• [Your assignment] Across the entries that follow, work out the number of lines containing the string "this", and state it alone.

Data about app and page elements
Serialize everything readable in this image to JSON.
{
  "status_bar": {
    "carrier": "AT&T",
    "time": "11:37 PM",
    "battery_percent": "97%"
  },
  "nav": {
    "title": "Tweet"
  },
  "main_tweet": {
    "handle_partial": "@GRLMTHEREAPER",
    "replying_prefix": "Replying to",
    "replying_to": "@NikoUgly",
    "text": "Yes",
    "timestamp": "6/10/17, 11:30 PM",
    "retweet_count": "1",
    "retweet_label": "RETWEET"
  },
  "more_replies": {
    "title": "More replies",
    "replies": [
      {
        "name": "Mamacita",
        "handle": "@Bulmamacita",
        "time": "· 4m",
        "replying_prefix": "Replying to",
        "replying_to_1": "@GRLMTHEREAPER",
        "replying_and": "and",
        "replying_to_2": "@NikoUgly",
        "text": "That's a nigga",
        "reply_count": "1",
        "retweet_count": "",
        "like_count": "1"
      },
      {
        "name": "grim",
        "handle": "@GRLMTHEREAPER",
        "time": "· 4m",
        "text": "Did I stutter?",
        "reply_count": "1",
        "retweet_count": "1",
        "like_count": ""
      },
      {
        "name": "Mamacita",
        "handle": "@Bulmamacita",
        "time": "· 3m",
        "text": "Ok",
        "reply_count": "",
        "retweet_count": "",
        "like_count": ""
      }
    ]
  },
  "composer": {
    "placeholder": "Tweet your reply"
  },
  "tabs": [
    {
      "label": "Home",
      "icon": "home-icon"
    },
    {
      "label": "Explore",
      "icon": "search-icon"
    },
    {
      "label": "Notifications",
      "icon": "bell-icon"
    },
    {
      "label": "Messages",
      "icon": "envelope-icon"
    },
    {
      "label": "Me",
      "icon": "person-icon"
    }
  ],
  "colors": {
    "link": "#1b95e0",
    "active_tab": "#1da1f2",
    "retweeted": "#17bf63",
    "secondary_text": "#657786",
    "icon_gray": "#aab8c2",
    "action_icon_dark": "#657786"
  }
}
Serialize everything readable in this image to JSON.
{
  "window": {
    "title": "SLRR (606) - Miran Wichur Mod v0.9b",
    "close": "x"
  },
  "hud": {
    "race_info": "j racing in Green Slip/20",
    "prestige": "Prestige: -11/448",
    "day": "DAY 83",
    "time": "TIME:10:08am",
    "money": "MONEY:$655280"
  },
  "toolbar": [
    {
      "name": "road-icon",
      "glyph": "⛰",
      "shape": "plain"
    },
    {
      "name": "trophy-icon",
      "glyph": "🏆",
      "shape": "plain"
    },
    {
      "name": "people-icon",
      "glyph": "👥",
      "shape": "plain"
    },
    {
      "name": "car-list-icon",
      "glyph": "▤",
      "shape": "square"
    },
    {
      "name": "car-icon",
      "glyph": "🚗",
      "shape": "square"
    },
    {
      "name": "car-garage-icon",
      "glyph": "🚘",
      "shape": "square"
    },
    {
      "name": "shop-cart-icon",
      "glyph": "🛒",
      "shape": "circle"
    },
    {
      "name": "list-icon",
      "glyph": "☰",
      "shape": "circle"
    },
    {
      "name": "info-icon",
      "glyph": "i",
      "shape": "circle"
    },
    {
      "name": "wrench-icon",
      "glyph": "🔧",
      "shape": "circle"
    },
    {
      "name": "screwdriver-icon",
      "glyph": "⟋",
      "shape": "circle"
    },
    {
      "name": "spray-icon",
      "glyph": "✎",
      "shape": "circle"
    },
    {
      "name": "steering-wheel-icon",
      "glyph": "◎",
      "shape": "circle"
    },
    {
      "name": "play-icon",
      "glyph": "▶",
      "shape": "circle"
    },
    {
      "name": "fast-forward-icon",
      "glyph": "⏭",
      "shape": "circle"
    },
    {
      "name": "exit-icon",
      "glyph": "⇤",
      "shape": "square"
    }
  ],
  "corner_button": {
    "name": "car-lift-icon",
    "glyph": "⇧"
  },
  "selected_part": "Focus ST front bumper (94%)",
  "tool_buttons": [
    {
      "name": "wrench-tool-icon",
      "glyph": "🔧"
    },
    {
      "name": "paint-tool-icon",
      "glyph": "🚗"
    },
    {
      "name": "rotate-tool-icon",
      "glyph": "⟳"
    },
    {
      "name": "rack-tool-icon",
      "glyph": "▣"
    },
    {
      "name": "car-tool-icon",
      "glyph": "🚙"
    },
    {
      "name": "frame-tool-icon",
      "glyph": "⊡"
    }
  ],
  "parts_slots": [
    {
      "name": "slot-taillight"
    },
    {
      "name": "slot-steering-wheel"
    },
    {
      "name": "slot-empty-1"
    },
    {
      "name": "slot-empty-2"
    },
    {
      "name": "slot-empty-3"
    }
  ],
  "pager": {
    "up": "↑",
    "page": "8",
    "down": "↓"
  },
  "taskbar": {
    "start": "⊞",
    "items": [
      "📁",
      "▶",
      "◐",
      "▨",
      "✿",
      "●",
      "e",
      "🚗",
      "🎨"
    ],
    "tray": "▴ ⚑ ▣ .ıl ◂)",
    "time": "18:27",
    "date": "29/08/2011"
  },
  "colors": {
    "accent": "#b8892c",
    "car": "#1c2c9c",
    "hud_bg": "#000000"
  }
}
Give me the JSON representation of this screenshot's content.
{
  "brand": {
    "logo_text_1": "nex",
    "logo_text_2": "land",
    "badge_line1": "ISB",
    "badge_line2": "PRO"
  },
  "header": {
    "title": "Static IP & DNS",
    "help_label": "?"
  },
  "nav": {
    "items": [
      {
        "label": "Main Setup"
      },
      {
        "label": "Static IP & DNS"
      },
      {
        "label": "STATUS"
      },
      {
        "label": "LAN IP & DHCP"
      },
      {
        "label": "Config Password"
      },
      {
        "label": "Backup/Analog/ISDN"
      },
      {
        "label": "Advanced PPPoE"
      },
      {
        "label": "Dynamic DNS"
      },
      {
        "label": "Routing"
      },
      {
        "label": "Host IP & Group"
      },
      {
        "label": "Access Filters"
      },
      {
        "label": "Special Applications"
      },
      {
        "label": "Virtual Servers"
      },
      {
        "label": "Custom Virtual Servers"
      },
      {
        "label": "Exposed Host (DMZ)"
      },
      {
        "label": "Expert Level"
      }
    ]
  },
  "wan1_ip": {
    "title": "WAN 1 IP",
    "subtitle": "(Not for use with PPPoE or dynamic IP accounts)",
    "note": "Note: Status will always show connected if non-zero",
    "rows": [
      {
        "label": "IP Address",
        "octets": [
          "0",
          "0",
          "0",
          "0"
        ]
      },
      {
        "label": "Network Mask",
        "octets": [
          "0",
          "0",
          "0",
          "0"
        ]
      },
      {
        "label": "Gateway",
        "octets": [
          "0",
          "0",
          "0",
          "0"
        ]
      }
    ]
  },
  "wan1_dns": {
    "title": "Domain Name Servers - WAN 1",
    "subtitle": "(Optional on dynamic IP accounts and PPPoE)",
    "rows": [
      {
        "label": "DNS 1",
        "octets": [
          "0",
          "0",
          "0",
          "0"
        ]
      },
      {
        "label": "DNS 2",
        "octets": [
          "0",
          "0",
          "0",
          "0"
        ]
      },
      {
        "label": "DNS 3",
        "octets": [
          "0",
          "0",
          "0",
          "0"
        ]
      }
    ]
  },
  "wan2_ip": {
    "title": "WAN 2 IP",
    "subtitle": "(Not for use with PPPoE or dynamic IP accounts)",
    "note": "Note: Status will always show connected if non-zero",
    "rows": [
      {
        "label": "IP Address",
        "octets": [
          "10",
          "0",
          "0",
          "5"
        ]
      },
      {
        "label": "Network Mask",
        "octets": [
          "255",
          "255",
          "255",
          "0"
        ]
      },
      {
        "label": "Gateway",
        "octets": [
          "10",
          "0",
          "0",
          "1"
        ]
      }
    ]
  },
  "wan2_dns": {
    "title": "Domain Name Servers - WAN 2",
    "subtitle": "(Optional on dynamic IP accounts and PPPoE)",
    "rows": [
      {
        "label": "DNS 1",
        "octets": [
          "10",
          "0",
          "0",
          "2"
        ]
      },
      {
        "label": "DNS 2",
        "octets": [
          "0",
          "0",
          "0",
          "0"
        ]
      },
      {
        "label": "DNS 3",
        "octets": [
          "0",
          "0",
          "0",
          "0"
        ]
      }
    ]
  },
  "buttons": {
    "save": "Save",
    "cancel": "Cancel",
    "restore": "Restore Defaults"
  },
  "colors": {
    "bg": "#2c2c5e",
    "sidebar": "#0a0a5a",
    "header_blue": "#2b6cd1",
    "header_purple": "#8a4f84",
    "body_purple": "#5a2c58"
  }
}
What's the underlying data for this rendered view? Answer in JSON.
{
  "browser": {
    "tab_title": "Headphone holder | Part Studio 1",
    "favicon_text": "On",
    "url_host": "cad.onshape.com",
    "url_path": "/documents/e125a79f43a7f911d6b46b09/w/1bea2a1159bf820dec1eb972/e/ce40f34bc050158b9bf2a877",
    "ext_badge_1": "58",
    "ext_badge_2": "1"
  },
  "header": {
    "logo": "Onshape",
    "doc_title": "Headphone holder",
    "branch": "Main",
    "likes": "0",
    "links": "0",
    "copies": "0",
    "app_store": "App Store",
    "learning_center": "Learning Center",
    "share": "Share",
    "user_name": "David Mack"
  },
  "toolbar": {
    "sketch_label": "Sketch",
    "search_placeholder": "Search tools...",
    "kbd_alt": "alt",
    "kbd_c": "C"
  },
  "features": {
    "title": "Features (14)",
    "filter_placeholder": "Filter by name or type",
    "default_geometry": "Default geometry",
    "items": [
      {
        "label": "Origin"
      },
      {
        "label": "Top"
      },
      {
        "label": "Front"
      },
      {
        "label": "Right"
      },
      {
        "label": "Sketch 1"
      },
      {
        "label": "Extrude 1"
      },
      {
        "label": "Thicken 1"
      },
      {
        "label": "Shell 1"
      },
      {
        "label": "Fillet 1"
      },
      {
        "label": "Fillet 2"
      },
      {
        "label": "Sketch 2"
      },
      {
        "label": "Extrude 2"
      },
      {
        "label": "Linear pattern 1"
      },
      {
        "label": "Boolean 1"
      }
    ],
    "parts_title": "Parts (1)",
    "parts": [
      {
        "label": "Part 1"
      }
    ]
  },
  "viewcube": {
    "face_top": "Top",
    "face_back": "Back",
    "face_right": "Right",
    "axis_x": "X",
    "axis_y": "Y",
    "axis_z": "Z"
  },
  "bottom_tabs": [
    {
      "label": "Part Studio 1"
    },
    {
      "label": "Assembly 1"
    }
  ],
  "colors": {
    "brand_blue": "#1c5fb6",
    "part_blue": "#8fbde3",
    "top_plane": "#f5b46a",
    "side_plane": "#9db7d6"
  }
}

• [Response area] 4